**Exercise goal**
Exactly as written, please set down all of the entries again, with no pictures.

——————

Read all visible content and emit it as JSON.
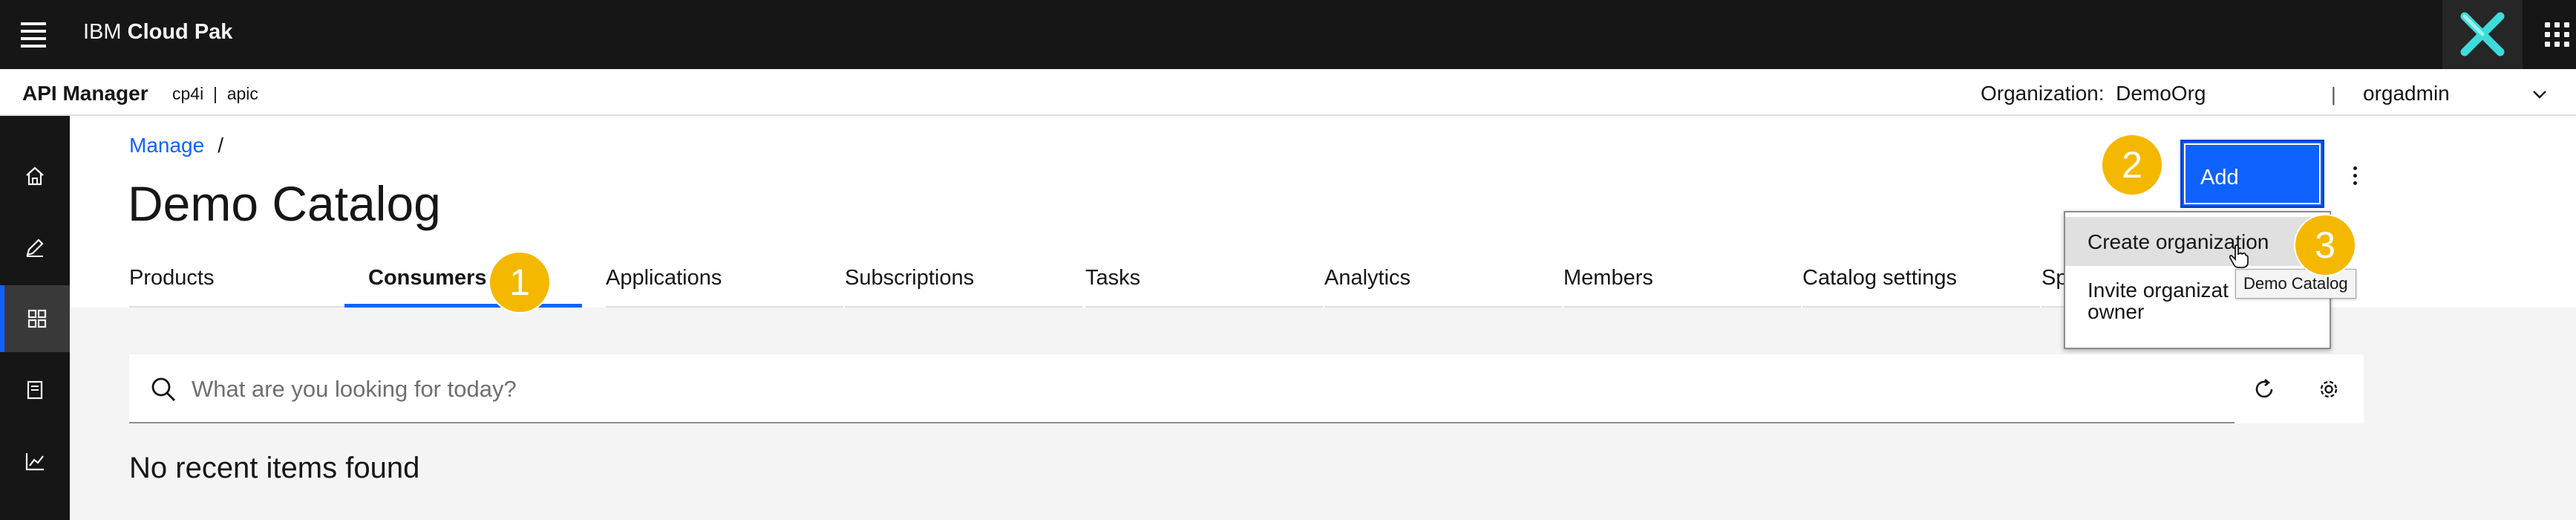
{
  "topbar": {
    "brand_prefix": "IBM ",
    "brand_name": "Cloud Pak"
  },
  "subbar": {
    "app_name": "API Manager",
    "context": "cp4i  |  apic",
    "org_label": "Organization:  DemoOrg",
    "divider": "|",
    "user": "orgadmin"
  },
  "sidebar": {
    "items": [
      {
        "icon": "home-icon"
      },
      {
        "icon": "edit-icon"
      },
      {
        "icon": "grid-icon",
        "active": true
      },
      {
        "icon": "document-icon"
      },
      {
        "icon": "analytics-icon"
      }
    ]
  },
  "breadcrumb": {
    "link": "Manage",
    "separator": "/"
  },
  "page": {
    "title": "Demo Catalog"
  },
  "tabs": [
    {
      "label": "Products"
    },
    {
      "label": "Consumers",
      "active": true
    },
    {
      "label": "Applications"
    },
    {
      "label": "Subscriptions"
    },
    {
      "label": "Tasks"
    },
    {
      "label": "Analytics"
    },
    {
      "label": "Members"
    },
    {
      "label": "Catalog settings"
    },
    {
      "label": "Sp"
    }
  ],
  "toolbar": {
    "add_label": "Add"
  },
  "dropdown": {
    "item_1": "Create organization",
    "item_2": "Invite organizat\nowner"
  },
  "tooltip": {
    "text": "Demo Catalog"
  },
  "search": {
    "placeholder": "What are you looking for today?"
  },
  "empty_state": {
    "text": "No recent items found"
  },
  "badges": {
    "b1": "1",
    "b2": "2",
    "b3": "3"
  },
  "colors": {
    "accent": "#0f62fe",
    "badge": "#f5b800",
    "topbar": "#161616",
    "body_bg": "#f4f4f4"
  }
}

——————

**Solved exercise**
Read all visible content and emit it as JSON.
{
  "topbar": {
    "brand_prefix": "IBM ",
    "brand_name": "Cloud Pak"
  },
  "subbar": {
    "app_name": "API Manager",
    "context": "cp4i  |  apic",
    "org_label": "Organization:  DemoOrg",
    "divider": "|",
    "user": "orgadmin"
  },
  "sidebar": {
    "items": [
      {
        "icon": "home-icon"
      },
      {
        "icon": "edit-icon"
      },
      {
        "icon": "grid-icon",
        "active": true
      },
      {
        "icon": "document-icon"
      },
      {
        "icon": "analytics-icon"
      }
    ]
  },
  "breadcrumb": {
    "link": "Manage",
    "separator": "/"
  },
  "page": {
    "title": "Demo Catalog"
  },
  "tabs": [
    {
      "label": "Products"
    },
    {
      "label": "Consumers",
      "active": true
    },
    {
      "label": "Applications"
    },
    {
      "label": "Subscriptions"
    },
    {
      "label": "Tasks"
    },
    {
      "label": "Analytics"
    },
    {
      "label": "Members"
    },
    {
      "label": "Catalog settings"
    },
    {
      "label": "Sp"
    }
  ],
  "toolbar": {
    "add_label": "Add"
  },
  "dropdown": {
    "item_1": "Create organization",
    "item_2": "Invite organizat\nowner"
  },
  "tooltip": {
    "text": "Demo Catalog"
  },
  "search": {
    "placeholder": "What are you looking for today?"
  },
  "empty_state": {
    "text": "No recent items found"
  },
  "badges": {
    "b1": "1",
    "b2": "2",
    "b3": "3"
  },
  "colors": {
    "accent": "#0f62fe",
    "badge": "#f5b800",
    "topbar": "#161616",
    "body_bg": "#f4f4f4"
  }
}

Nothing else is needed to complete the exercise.